Sach Dev interviewed me about it for Bookforum, and got me to talk about slowing down, not being authoritative, and approaching from an oblique angle.
And at the blog The Coming of the Toads, Joe Linker has written an essay about whether a novel can be a kind of revolution, and about the difference between being under surveillance and being read.
In the Bay Area Reporter, Tim Pfaff has written a very funny, impassioned review of Overthrow. I think my favorite line in it is “the writing mostly doesn’t care what you think of it and shows off shamelessly,” choosing to quote which is no doubt a further instance of shamelessness on my part.
According to Mason Neil, who reviews books on Instagram by pairing them with drinks, Overthrow is best washed down with a can of White Claw hard seltzer.
Emily Homonoff interviewed me about Overthrow for the Reading with Robin podcast, and we talked a lot about my dog.
When James Conrad, from the Golden Notebook bookstore in Woodstock, NY, was a guest on WAMC’s The Roundtable last week, he picked Overthrow as one of his books of the week.
Nicholas Dames, the literary fiction editor at Public Books, wrote about the Jamesianness of Overthrow, which is on his nightstand.
And a site called Read It Forward avers that Overthrow has a cool male protagonist who isn’t secretly an asshole.
There’s a lovely review of Overthrow in the September issue of Bookforum, which places the novel in the literary tradition and sees in it allegories of queer reading.
Over the weekend, I spoke with Amy Guth of Chicago’s WGN Radio about my recent article in the New Yorker on the history of unions and also, a little, about Overthrow (the segment with me starts at about 6:14).
If you’re in New York, please come to the reading at the Strand on Thursday, September 5, at 7:30pm! Admission is with purchase of the novel or of a $15 gift card.
I’m happy about two new reviews of Overthrow. On the New Yorker website, Garth Greenwell focuses on the novel’s style, which he sees as the book’s most crucial protagonist.
And at NPR, Annalisa Quinn focuses on the novel’s metaphoric treatments of technological surveillance.

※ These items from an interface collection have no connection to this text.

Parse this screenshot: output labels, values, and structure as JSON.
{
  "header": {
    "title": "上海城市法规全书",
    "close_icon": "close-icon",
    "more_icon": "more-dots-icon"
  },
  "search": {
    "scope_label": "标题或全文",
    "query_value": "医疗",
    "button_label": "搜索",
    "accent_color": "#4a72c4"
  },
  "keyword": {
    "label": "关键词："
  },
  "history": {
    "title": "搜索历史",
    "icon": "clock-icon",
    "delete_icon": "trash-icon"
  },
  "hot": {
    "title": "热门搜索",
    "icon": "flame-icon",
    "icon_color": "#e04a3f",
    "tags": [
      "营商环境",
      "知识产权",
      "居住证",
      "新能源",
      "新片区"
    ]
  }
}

Meanwhile, the website of Powell’s bookstore in Portland has published a self Q&A that I wrote for them, including the disclosure that I collect whaling stereoviews and a drawing that I made of my writing desk.